Lawrence H. Schwartz, M.D.
Department of Radiology Columbia University College of Physicians and Surgeons
Dr. Schwartz is a graduate of Boston University School of Medicine. He completed his residency at New York-Presbyterian Hospital/Cornell University Medical Center and his Fellowship in Cross Sectional Imaging at Brigham and Women’s Hospital/Harvard Medical School.
Before joining Columbia, Dr. Schwartz was on the faculty at Memorial Sloan-Kettering Cancer Center for approximately 18 years, most recently as the Vice Chair, Technology Development in the Department of Radiology as well as Director of MRI. Dr. Schwartz’s academic interests are in the development of novel imaging biomarkers in oncology, both clinical care and drug discovery. He is an active member of the Quantitative Imaging Biomarker Alliance and the Oncology Biomarker Qualification Initiative

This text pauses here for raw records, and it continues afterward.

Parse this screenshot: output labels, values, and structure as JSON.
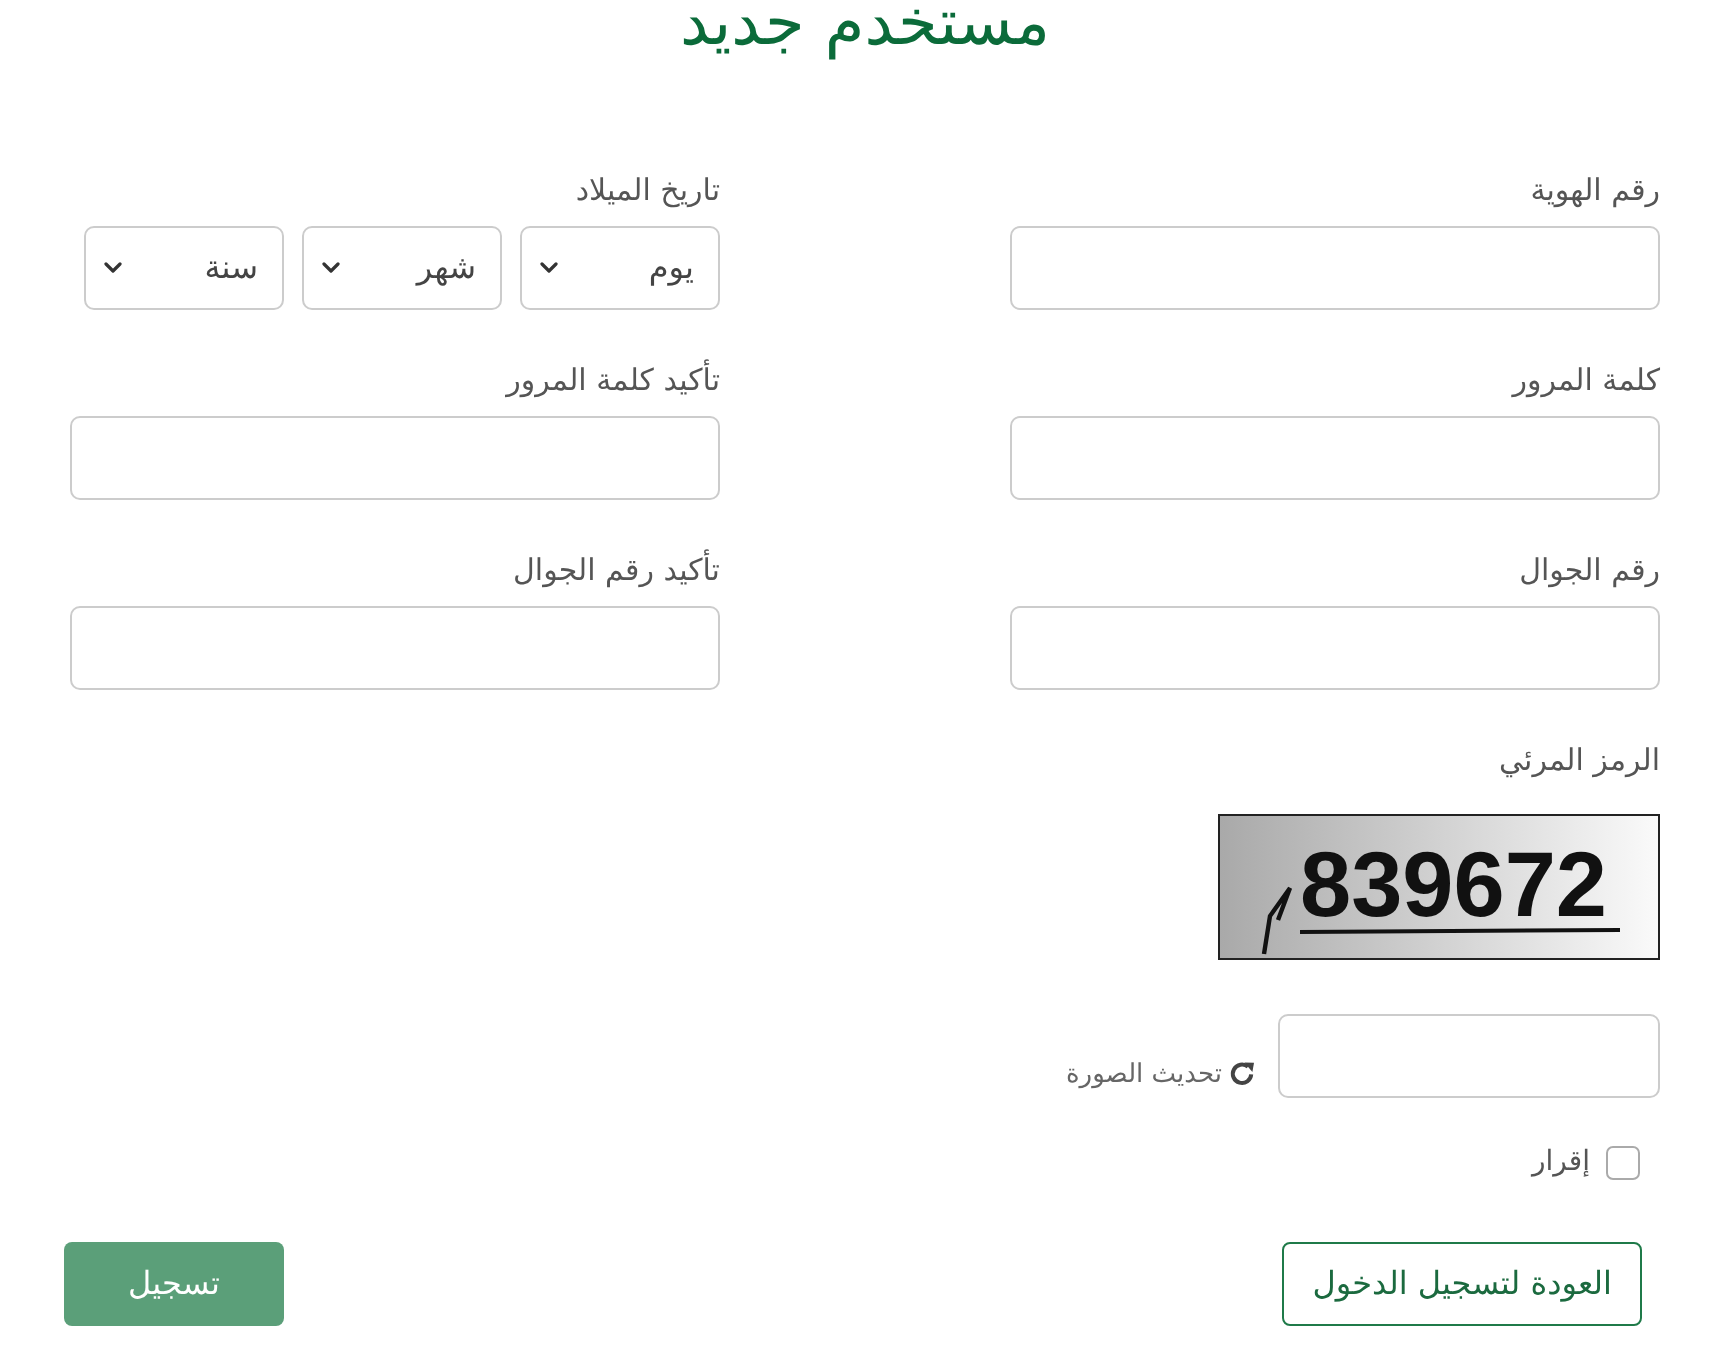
{
  "title": "مستخدم جديد",
  "fields": [
    {
      "kind": "input",
      "label": "رقم الهوية"
    },
    {
      "kind": "date",
      "label": "تاريخ الميلاد",
      "selects": [
        {
          "placeholder": "يوم"
        },
        {
          "placeholder": "شهر"
        },
        {
          "placeholder": "سنة"
        }
      ]
    },
    {
      "kind": "input",
      "label": "كلمة المرور"
    },
    {
      "kind": "input",
      "label": "تأكيد كلمة المرور"
    },
    {
      "kind": "input",
      "label": "رقم الجوال"
    },
    {
      "kind": "input",
      "label": "تأكيد رقم الجوال"
    }
  ],
  "captcha": {
    "label": "الرمز المرئي",
    "code": "839672",
    "refresh": "تحديث الصورة"
  },
  "agreement": {
    "label": "إقرار",
    "checked": false
  },
  "buttons": [
    {
      "kind": "outline",
      "label": "العودة لتسجيل الدخول"
    },
    {
      "kind": "primary",
      "label": "تسجيل"
    }
  ]
}
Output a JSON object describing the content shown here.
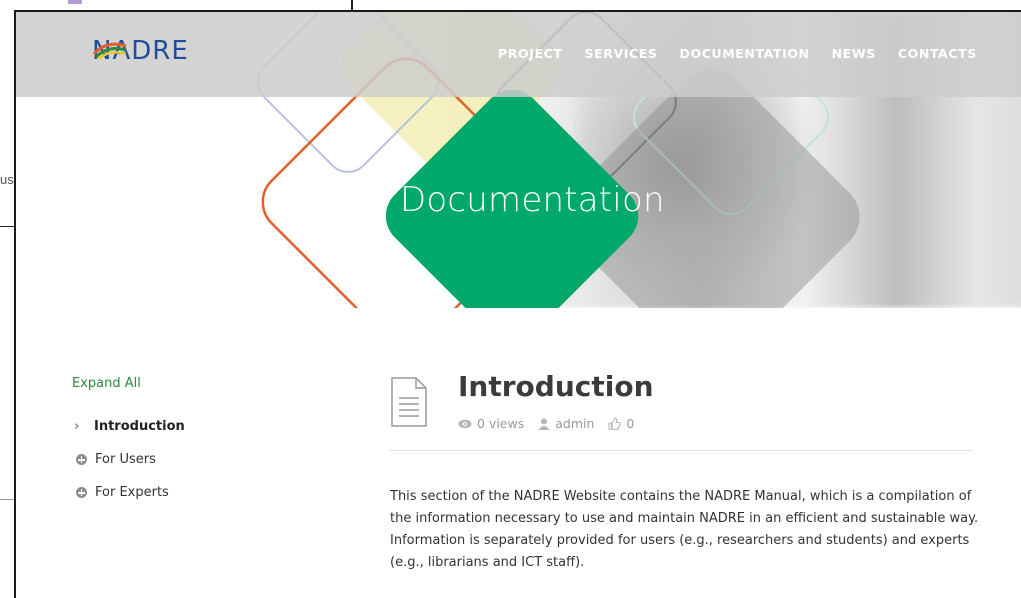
{
  "background": {
    "partial_text": "us"
  },
  "header": {
    "logo_text": "NADRE",
    "nav": [
      "PROJECT",
      "SERVICES",
      "DOCUMENTATION",
      "NEWS",
      "CONTACTS"
    ]
  },
  "hero": {
    "title": "Documentation"
  },
  "sidebar": {
    "expand_all": "Expand All",
    "items": [
      {
        "label": "Introduction",
        "icon": "chevron-right-icon",
        "active": true
      },
      {
        "label": "For Users",
        "icon": "plus-circle-icon"
      },
      {
        "label": "For Experts",
        "icon": "plus-circle-icon"
      }
    ]
  },
  "article": {
    "title": "Introduction",
    "views": "0 views",
    "author": "admin",
    "likes": "0",
    "body": "This section of the NADRE Website contains the NADRE Manual, which is a compilation of the information necessary to use and maintain NADRE in an efficient and sustainable way. Information is separately provided for users (e.g., researchers and students) and experts (e.g., librarians and ICT staff)."
  },
  "colors": {
    "accent_green": "#00a86b",
    "accent_orange": "#e0602a",
    "logo_blue": "#1f4e9a",
    "link_green": "#2c8a3a"
  }
}
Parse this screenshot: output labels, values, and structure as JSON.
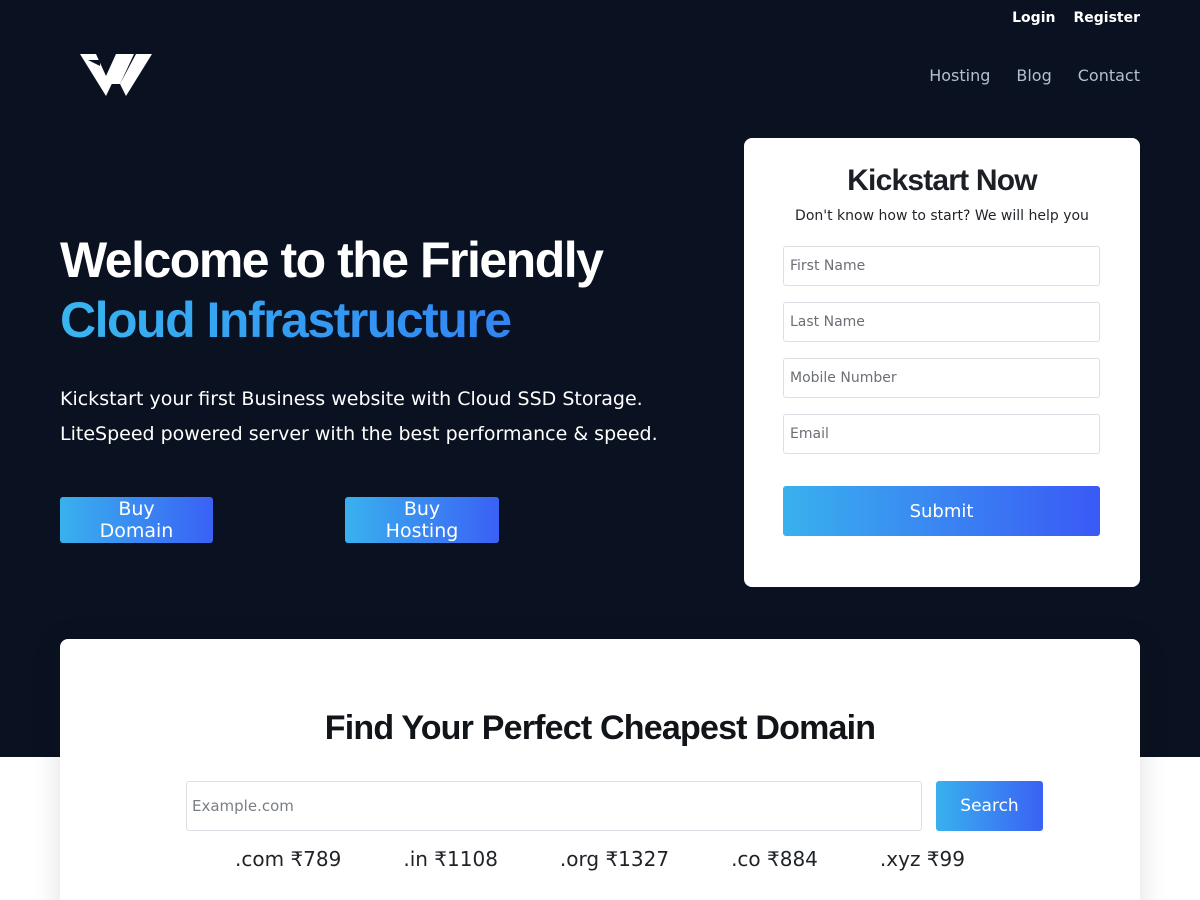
{
  "header": {
    "top_links": {
      "login": "Login",
      "register": "Register"
    },
    "logo_icon": "w-logo-icon",
    "nav": [
      {
        "label": "Hosting"
      },
      {
        "label": "Blog"
      },
      {
        "label": "Contact"
      }
    ]
  },
  "hero": {
    "headline_line1": "Welcome to the Friendly",
    "headline_line2": "Cloud Infrastructure",
    "sub_line1": "Kickstart your first Business website with Cloud SSD Storage.",
    "sub_line2": "LiteSpeed powered server with the best performance & speed.",
    "buy_domain": "Buy Domain",
    "buy_hosting": "Buy Hosting"
  },
  "form": {
    "title": "Kickstart Now",
    "subtitle": "Don't know how to start? We will help you",
    "first_name": {
      "placeholder": "First Name",
      "value": ""
    },
    "last_name": {
      "placeholder": "Last Name",
      "value": ""
    },
    "mobile": {
      "placeholder": "Mobile Number",
      "value": ""
    },
    "email": {
      "placeholder": "Email",
      "value": ""
    },
    "submit": "Submit"
  },
  "domain": {
    "title": "Find Your Perfect Cheapest Domain",
    "search_placeholder": "Example.com",
    "search_value": "",
    "search_button": "Search",
    "prices": [
      {
        "text": ".com ₹789"
      },
      {
        "text": ".in ₹1108"
      },
      {
        "text": ".org ₹1327"
      },
      {
        "text": ".co ₹884"
      },
      {
        "text": ".xyz ₹99"
      }
    ]
  },
  "colors": {
    "hero_bg": "#0a1120",
    "accent_start": "#39b1ee",
    "accent_end": "#3a61f5",
    "nav_text": "#b4bfd1"
  }
}
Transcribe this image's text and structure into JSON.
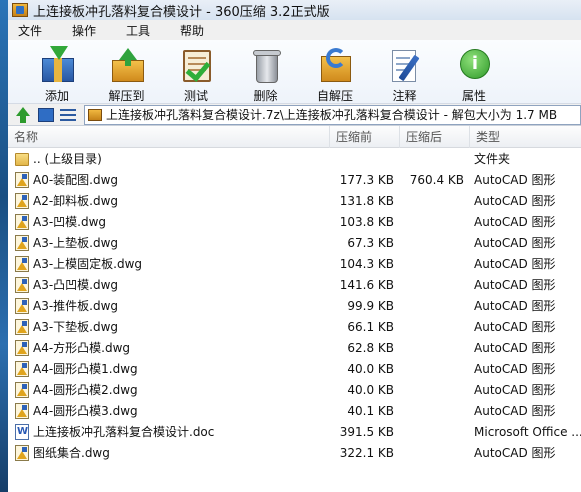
{
  "window": {
    "title": "上连接板冲孔落料复合模设计 - 360压缩 3.2正式版"
  },
  "menu": [
    "文件",
    "操作",
    "工具",
    "帮助"
  ],
  "toolbar": [
    {
      "label": "添加",
      "icon": "add-archive-icon"
    },
    {
      "label": "解压到",
      "icon": "extract-to-icon"
    },
    {
      "label": "测试",
      "icon": "test-icon"
    },
    {
      "label": "删除",
      "icon": "delete-icon"
    },
    {
      "label": "自解压",
      "icon": "self-extract-icon"
    },
    {
      "label": "注释",
      "icon": "comment-icon"
    },
    {
      "label": "属性",
      "icon": "properties-icon"
    }
  ],
  "address": {
    "path": "上连接板冲孔落料复合模设计.7z\\上连接板冲孔落料复合模设计 - 解包大小为 1.7 MB"
  },
  "columns": {
    "name": "名称",
    "size": "压缩前",
    "packed": "压缩后",
    "type": "类型"
  },
  "files": [
    {
      "name": ".. (上级目录)",
      "size": "",
      "packed": "",
      "type": "文件夹",
      "icon": "folder-icon"
    },
    {
      "name": "A0-装配图.dwg",
      "size": "177.3 KB",
      "packed": "760.4 KB",
      "type": "AutoCAD 图形",
      "icon": "dwg-icon"
    },
    {
      "name": "A2-卸料板.dwg",
      "size": "131.8 KB",
      "packed": "",
      "type": "AutoCAD 图形",
      "icon": "dwg-icon"
    },
    {
      "name": "A3-凹模.dwg",
      "size": "103.8 KB",
      "packed": "",
      "type": "AutoCAD 图形",
      "icon": "dwg-icon"
    },
    {
      "name": "A3-上垫板.dwg",
      "size": "67.3 KB",
      "packed": "",
      "type": "AutoCAD 图形",
      "icon": "dwg-icon"
    },
    {
      "name": "A3-上模固定板.dwg",
      "size": "104.3 KB",
      "packed": "",
      "type": "AutoCAD 图形",
      "icon": "dwg-icon"
    },
    {
      "name": "A3-凸凹模.dwg",
      "size": "141.6 KB",
      "packed": "",
      "type": "AutoCAD 图形",
      "icon": "dwg-icon"
    },
    {
      "name": "A3-推件板.dwg",
      "size": "99.9 KB",
      "packed": "",
      "type": "AutoCAD 图形",
      "icon": "dwg-icon"
    },
    {
      "name": "A3-下垫板.dwg",
      "size": "66.1 KB",
      "packed": "",
      "type": "AutoCAD 图形",
      "icon": "dwg-icon"
    },
    {
      "name": "A4-方形凸模.dwg",
      "size": "62.8 KB",
      "packed": "",
      "type": "AutoCAD 图形",
      "icon": "dwg-icon"
    },
    {
      "name": "A4-圆形凸模1.dwg",
      "size": "40.0 KB",
      "packed": "",
      "type": "AutoCAD 图形",
      "icon": "dwg-icon"
    },
    {
      "name": "A4-圆形凸模2.dwg",
      "size": "40.0 KB",
      "packed": "",
      "type": "AutoCAD 图形",
      "icon": "dwg-icon"
    },
    {
      "name": "A4-圆形凸模3.dwg",
      "size": "40.1 KB",
      "packed": "",
      "type": "AutoCAD 图形",
      "icon": "dwg-icon"
    },
    {
      "name": "上连接板冲孔落料复合模设计.doc",
      "size": "391.5 KB",
      "packed": "",
      "type": "Microsoft Office ...",
      "icon": "doc-icon"
    },
    {
      "name": "图纸集合.dwg",
      "size": "322.1 KB",
      "packed": "",
      "type": "AutoCAD 图形",
      "icon": "dwg-icon"
    }
  ]
}
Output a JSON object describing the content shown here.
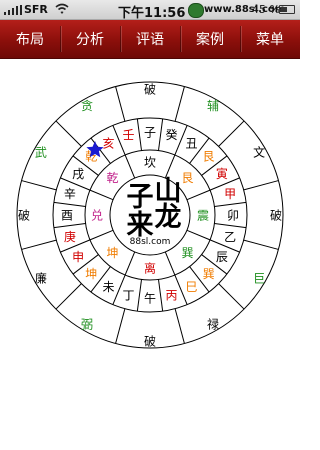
{
  "status_bar": {
    "carrier": "SFR",
    "time": "下午11:56",
    "watermark": "www.88sl.com",
    "battery": "45 %"
  },
  "tabs": [
    "布局",
    "分析",
    "评语",
    "案例",
    "菜单"
  ],
  "colors": {
    "tab_bar": "#8b0f0b",
    "ink": "#000000",
    "red": "#d10000",
    "orange": "#f07c00",
    "green": "#1f8f1f",
    "magenta": "#c1208a",
    "blue": "#1a1ad0"
  },
  "compass": {
    "center_title": [
      "子",
      "山",
      "来",
      "龙"
    ],
    "center_url": "88sl.com",
    "star_icon": "star-icon",
    "bagua": [
      {
        "text": "坎",
        "color": "ink"
      },
      {
        "text": "艮",
        "color": "orange"
      },
      {
        "text": "震",
        "color": "green"
      },
      {
        "text": "巽",
        "color": "green"
      },
      {
        "text": "离",
        "color": "red"
      },
      {
        "text": "坤",
        "color": "orange"
      },
      {
        "text": "兑",
        "color": "magenta"
      },
      {
        "text": "乾",
        "color": "magenta"
      }
    ],
    "mountains": [
      {
        "text": "子",
        "color": "ink"
      },
      {
        "text": "癸",
        "color": "ink"
      },
      {
        "text": "丑",
        "color": "ink"
      },
      {
        "text": "艮",
        "color": "orange"
      },
      {
        "text": "寅",
        "color": "red"
      },
      {
        "text": "甲",
        "color": "red"
      },
      {
        "text": "卯",
        "color": "ink"
      },
      {
        "text": "乙",
        "color": "ink"
      },
      {
        "text": "辰",
        "color": "ink"
      },
      {
        "text": "巽",
        "color": "orange"
      },
      {
        "text": "巳",
        "color": "orange"
      },
      {
        "text": "丙",
        "color": "red"
      },
      {
        "text": "午",
        "color": "ink"
      },
      {
        "text": "丁",
        "color": "ink"
      },
      {
        "text": "未",
        "color": "ink"
      },
      {
        "text": "坤",
        "color": "orange"
      },
      {
        "text": "申",
        "color": "red"
      },
      {
        "text": "庚",
        "color": "red"
      },
      {
        "text": "酉",
        "color": "ink"
      },
      {
        "text": "辛",
        "color": "ink"
      },
      {
        "text": "戌",
        "color": "ink"
      },
      {
        "text": "乾",
        "color": "orange"
      },
      {
        "text": "亥",
        "color": "red"
      },
      {
        "text": "壬",
        "color": "red"
      }
    ],
    "stars": [
      {
        "text": "破",
        "color": "ink"
      },
      {
        "text": "辅",
        "color": "green"
      },
      {
        "text": "文",
        "color": "ink"
      },
      {
        "text": "破",
        "color": "ink"
      },
      {
        "text": "巨",
        "color": "green"
      },
      {
        "text": "禄",
        "color": "ink"
      },
      {
        "text": "破",
        "color": "ink"
      },
      {
        "text": "弼",
        "color": "green"
      },
      {
        "text": "廉",
        "color": "ink"
      },
      {
        "text": "破",
        "color": "ink"
      },
      {
        "text": "武",
        "color": "green"
      },
      {
        "text": "贪",
        "color": "green"
      }
    ]
  }
}
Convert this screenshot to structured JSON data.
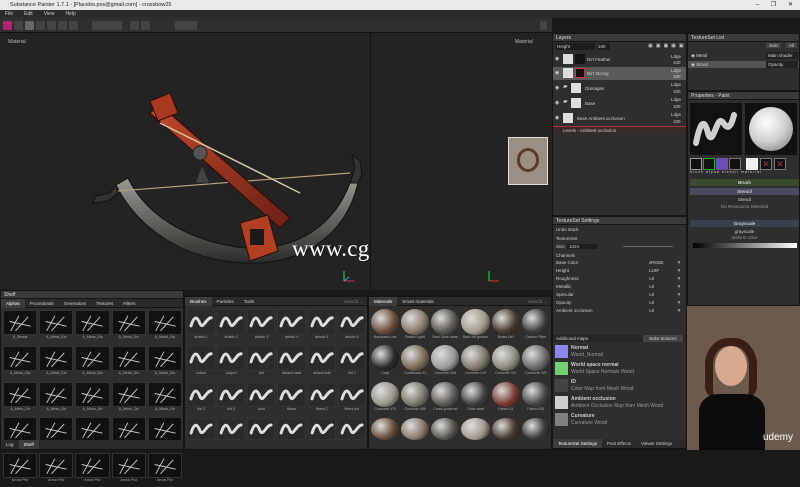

I am highly qualified and motivated by my research interests, training, and experience to successfully complete my roles for the following components of the Program for AI-Radiology in Cancer Care (PAIR-CC): Co-PI (Overall), Administrative Core (Lead), and Project 1 (Co-Investigator). I am a diagnostic radiologist and cancer researcher whose work over the past two decades has focused on quantitative imaging biomarkers in oncology, in particular utilizing advanced computational techniques with CT scans for better tumor detection, characterization and response assessment. I serve as the Chair of the Imaging Committee of the Alliance for Clinical Trials in Oncology (formerly CALGB) and Chair of the Imaging Committee for SWOG. Working together with Dr. Zhao’s group, we have developed quantitative techniques to automate the calculation of tumor burden as well as metastases specific sites. We have developed CAD techniques for lung nodule detection and better quantitative imaging techniques to assess the characteristics of pulmonary nodules and lung cancers. We have developed quantitative feature analyses on CT and MRI to correlate with genomic data, for example the EGFR mutation in NSCLC. We have contributed to the creation of multiple public databases for creating algorithms and for providing test data sets to other investigators. Our repeat CT reproducibility study in lung cancer patients is now available to investigators globally to evaluate algorithms and the performance of repeat CT scans. I have participated in multiple national and international efforts at image standardization and the creation of response-based criteria, including the international standards for RECIST. This experience will guide my leadership of the PAIR-CC program.